→ Information shown:
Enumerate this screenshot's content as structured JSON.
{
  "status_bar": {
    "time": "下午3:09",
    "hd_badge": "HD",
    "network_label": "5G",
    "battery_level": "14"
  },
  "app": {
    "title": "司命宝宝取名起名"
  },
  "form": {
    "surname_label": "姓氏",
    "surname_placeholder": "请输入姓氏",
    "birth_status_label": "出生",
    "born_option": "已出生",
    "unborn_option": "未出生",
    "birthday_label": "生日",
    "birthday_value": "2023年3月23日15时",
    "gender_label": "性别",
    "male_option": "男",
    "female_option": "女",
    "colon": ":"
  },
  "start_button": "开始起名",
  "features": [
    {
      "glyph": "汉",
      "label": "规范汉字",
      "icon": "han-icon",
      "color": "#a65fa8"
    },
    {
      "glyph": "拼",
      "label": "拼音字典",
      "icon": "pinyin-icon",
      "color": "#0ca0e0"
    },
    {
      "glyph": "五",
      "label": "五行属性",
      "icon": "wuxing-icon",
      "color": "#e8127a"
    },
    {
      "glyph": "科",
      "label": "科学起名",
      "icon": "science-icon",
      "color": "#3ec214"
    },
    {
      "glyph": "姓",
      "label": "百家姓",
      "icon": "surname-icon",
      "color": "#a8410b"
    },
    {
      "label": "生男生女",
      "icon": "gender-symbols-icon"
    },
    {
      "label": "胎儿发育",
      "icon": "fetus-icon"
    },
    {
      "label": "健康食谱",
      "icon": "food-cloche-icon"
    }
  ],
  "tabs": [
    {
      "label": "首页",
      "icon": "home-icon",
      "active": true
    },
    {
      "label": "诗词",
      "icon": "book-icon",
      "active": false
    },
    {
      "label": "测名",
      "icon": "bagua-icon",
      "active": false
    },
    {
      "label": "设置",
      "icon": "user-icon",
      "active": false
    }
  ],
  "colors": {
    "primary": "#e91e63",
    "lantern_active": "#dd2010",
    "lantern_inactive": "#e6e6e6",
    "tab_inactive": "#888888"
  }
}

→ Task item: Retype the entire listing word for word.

→ Solved problem:
Enumerate this screenshot's content as structured JSON.
{
  "status_bar": {
    "time": "下午3:09",
    "hd_badge": "HD",
    "network_label": "5G",
    "battery_level": "14"
  },
  "app": {
    "title": "司命宝宝取名起名"
  },
  "form": {
    "surname_label": "姓氏",
    "surname_placeholder": "请输入姓氏",
    "birth_status_label": "出生",
    "born_option": "已出生",
    "unborn_option": "未出生",
    "birthday_label": "生日",
    "birthday_value": "2023年3月23日15时",
    "gender_label": "性别",
    "male_option": "男",
    "female_option": "女",
    "colon": ":"
  },
  "start_button": "开始起名",
  "features": [
    {
      "glyph": "汉",
      "label": "规范汉字",
      "icon": "han-icon",
      "color": "#a65fa8"
    },
    {
      "glyph": "拼",
      "label": "拼音字典",
      "icon": "pinyin-icon",
      "color": "#0ca0e0"
    },
    {
      "glyph": "五",
      "label": "五行属性",
      "icon": "wuxing-icon",
      "color": "#e8127a"
    },
    {
      "glyph": "科",
      "label": "科学起名",
      "icon": "science-icon",
      "color": "#3ec214"
    },
    {
      "glyph": "姓",
      "label": "百家姓",
      "icon": "surname-icon",
      "color": "#a8410b"
    },
    {
      "label": "生男生女",
      "icon": "gender-symbols-icon"
    },
    {
      "label": "胎儿发育",
      "icon": "fetus-icon"
    },
    {
      "label": "健康食谱",
      "icon": "food-cloche-icon"
    }
  ],
  "tabs": [
    {
      "label": "首页",
      "icon": "home-icon",
      "active": true
    },
    {
      "label": "诗词",
      "icon": "book-icon",
      "active": false
    },
    {
      "label": "测名",
      "icon": "bagua-icon",
      "active": false
    },
    {
      "label": "设置",
      "icon": "user-icon",
      "active": false
    }
  ],
  "colors": {
    "primary": "#e91e63",
    "lantern_active": "#dd2010",
    "lantern_inactive": "#e6e6e6",
    "tab_inactive": "#888888"
  }
}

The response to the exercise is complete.